Problem to work on.
The expected output is each line below containing "kind", copied in full.

____________

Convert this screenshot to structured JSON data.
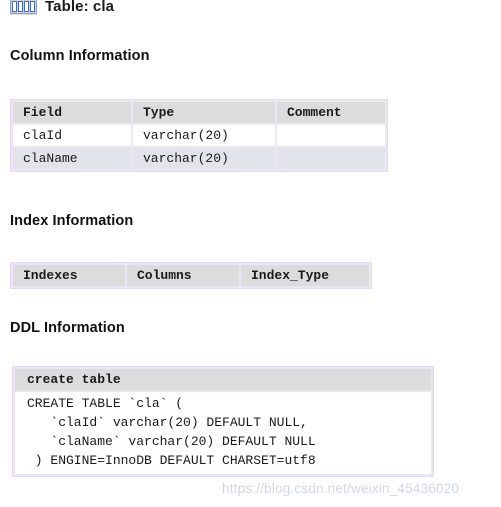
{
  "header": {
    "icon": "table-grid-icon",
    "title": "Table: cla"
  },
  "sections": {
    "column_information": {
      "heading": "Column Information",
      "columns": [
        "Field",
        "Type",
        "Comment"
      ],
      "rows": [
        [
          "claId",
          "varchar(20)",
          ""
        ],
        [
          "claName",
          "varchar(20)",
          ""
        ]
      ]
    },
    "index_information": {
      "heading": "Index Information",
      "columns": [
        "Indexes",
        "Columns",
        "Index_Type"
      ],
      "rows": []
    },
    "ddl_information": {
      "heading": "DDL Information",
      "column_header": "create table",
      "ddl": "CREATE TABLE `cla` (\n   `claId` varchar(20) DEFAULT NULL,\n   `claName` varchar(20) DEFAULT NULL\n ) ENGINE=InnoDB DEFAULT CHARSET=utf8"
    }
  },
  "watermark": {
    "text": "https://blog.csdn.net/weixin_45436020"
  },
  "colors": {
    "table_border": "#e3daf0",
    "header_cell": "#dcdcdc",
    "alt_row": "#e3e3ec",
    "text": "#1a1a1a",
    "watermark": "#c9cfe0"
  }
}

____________

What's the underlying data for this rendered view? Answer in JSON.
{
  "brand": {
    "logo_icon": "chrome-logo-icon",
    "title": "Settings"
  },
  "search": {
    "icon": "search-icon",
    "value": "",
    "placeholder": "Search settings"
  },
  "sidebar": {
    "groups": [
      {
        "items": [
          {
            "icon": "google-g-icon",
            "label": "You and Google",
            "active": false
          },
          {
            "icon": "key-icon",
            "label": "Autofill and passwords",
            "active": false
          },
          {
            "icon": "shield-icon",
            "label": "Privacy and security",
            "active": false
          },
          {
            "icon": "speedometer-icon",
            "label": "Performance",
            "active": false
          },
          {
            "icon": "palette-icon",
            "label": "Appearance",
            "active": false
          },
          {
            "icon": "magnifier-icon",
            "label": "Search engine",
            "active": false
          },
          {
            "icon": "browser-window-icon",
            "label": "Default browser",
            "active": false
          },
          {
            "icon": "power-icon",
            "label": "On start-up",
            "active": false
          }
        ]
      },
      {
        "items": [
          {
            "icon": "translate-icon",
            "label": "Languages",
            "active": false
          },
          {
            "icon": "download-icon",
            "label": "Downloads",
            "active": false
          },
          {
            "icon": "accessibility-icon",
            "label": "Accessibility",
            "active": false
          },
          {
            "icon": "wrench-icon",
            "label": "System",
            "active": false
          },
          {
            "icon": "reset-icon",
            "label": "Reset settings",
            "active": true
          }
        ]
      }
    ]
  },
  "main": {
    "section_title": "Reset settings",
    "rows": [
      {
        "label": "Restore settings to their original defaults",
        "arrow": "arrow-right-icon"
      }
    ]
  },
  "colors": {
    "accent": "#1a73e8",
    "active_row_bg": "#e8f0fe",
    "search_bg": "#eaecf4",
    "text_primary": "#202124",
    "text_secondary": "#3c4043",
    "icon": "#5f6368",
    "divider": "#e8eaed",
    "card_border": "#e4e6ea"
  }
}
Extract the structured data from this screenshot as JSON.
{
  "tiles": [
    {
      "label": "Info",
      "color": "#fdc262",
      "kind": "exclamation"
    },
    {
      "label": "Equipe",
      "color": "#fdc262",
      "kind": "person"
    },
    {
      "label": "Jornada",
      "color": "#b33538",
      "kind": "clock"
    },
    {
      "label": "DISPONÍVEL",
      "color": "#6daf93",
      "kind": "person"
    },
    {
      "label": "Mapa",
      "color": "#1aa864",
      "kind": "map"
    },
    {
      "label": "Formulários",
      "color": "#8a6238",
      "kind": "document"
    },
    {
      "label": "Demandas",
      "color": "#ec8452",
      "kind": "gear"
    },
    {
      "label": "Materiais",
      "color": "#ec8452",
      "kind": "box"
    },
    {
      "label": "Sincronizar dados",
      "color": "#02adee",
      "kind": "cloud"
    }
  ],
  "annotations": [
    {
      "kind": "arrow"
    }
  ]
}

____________

Response below.
      "kind": "exclamation"
      "kind": "person"
      "kind": "clock"
      "kind": "person"
      "kind": "map"
      "kind": "document"
      "kind": "gear"
      "kind": "box"
      "kind": "cloud"
      "kind": "arrow"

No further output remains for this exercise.